Professors of Natural Philosophy at the Universities of Aberdeen

   The fusion of King's College and Marischal College

University logo with shield

The prospective fusion of the two Universities in Aberdeen, King's College and Marischal College, created a sustained barrage of argument, pamphleteering, debate, press coverage and no doubt less well restrained rows over the period 1855 – 1860.  Past graduates of the two Colleges felt strongly.  Imagine the suggestion that Manchester should really have only one football team that could draw on the best players and, in addition, there would be no cause for rival fans to clash on the streets or in pubs.  Ditto for Glasgow.  That isn’t going to happen, but the fusion did, creating the University of Aberdeen.  Technically its existence dates from 1st September 1860 but it was deemed 'to take rank among the Universities of Scotland as from the date of the erection of King's College and University'. If you look closely at the University's coat of arms that was devised then (see above), it is in four quarters merging four separate arms: bottom left, the 3 boars' heads of Elphinstone (founder of King's College), top right, the bars of Keith (the Earl Marischal), top left, pot with fish decoration and flowers, sun and open book of the burgh of Old Aberdeen and bottom right, a representation of the three towers of New Aberdeen's arms. The plan was for the Arts and Divinity Faculties to be located at King’s College while Law and Medicine would be at Marischal College.  There would be only one professor for each of the Arts subjects, which included Natural Philosophy and Mathematics. Some 87 petitions were presented to the House of Commons in 1859 asking for the repeal of this part of the fusion arrangements but the Commons did not have the teeth against Royal edicts that had been present two centuries earlier.
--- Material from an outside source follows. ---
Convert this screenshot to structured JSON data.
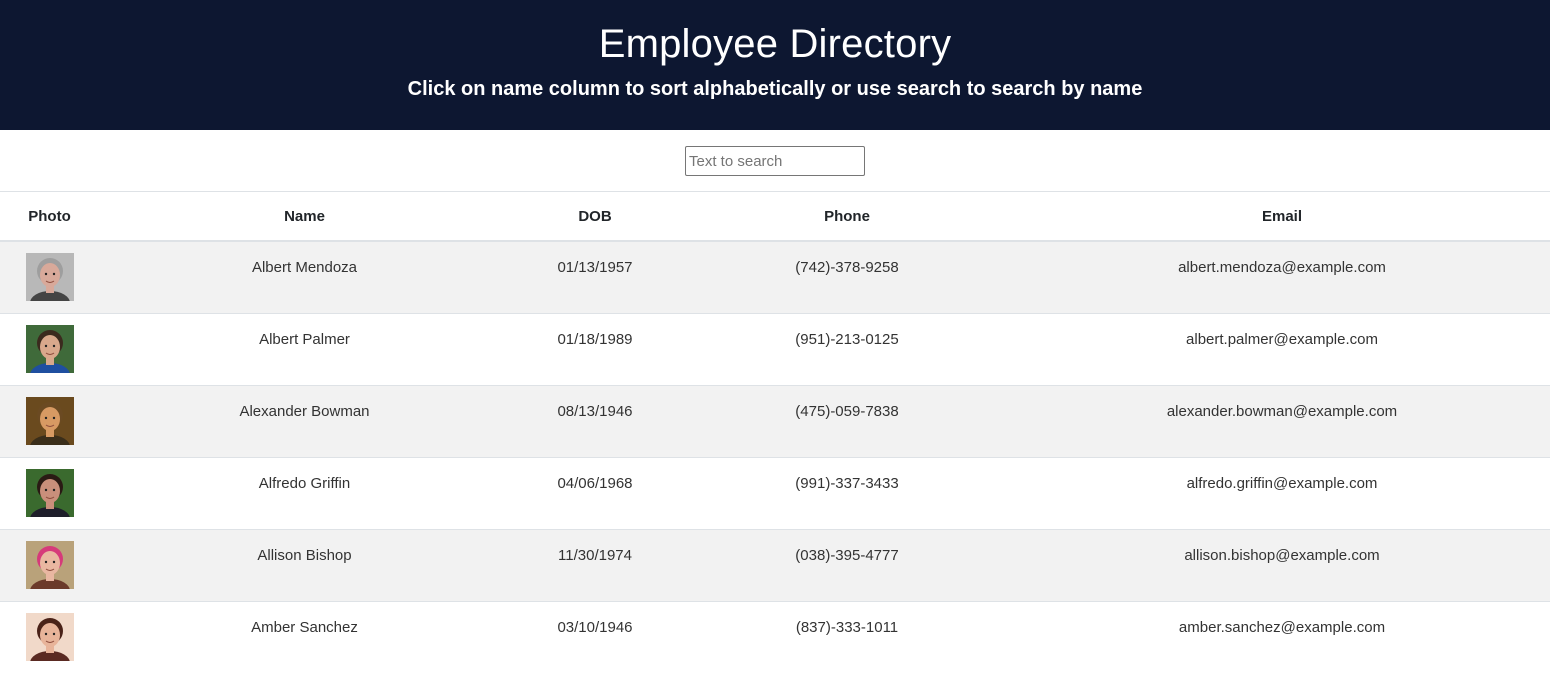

These and other appeals failed.

In the event, not a lot of people were inconvenienced.  This was partly because both Universities had remarkably few staff.  As far as I know, there were no technical support staff, no secretarial staff and those in charge of each subject did not even have assistant lecturing staff.  The staff running the academic aspects of the universities on a daily basis were the Professors, a sacrist, a librarian, a small number of post-graduate lecturers. At King's there was the post of 'economist'.  The Professors did their own administration, looked after their own equipment and arranged their own exhibits and demonstrations, if appropriate.  Teaching aids used were usually the personal property of the professors and lecturers. There were no resident staff or students requiring additional services. As it happened, most of the Marischal College staff were elderly so they bore the brunt of the compulsory retirements.  However, they received a full-salary pension for life, a luxury that virtually no-one in society shared.  The big loser was the young James Clerk Maxwell, not yet thirty years old.  Maxwell secured a new chair at King’s College London before 1860 was out so it was really Aberdeen that was the big loser from his departure.  It is ironic that a raft of new Professorships were created by the fusion. The Universities Act of 1858 that had legalised the fusion had instituted the University Court and General Council, essentially the same University structure operating now, over a century and a half later. The fusion would immediately create larger classes that would herald the need for additional staff, so Professors may have had the Universities to themselves before fusion but that would change For more on the Fusion and the next 100 years, see W. Douglas Simpson,"The Fusion of 1860", Aberdeen University Studies No. 146, Oliver & Boyd, Edinburgh, 1963. as the decades passed.

The buildings at King’s College were not large enough to take the combined cohort of Arts students and as a result between 1862 and 1865 the present ‘inoffensive’ (i.e. utilitarian) new buildings were erected on the South and East quarters of the quadrangle, the buildings one sees today.  A rather nice library was added in 1870, the building that is now the University's reception hall and conference centre.  David Thomson was located on the top floor of the Cromwell Tower, with the observatory above him.  He had the very significant task of moving all of the natural philosophy demonstration apparatus from Marischal College to King's College, for Marischal had been by far the better equipped for natural philosophy. Mathematics was on the floor below him.  The sparkling, almost new, granite building that Maxwell had enjoyed at Marischal College was lost to the natural philosophers, at least until the twentieth century.

King's College quadrangle

Part of the South and East of King's College quadrangle - the 1860's new build to accommodate all of Arts and Divinity at King's College


Page by

John S. Reid

Dec. 2017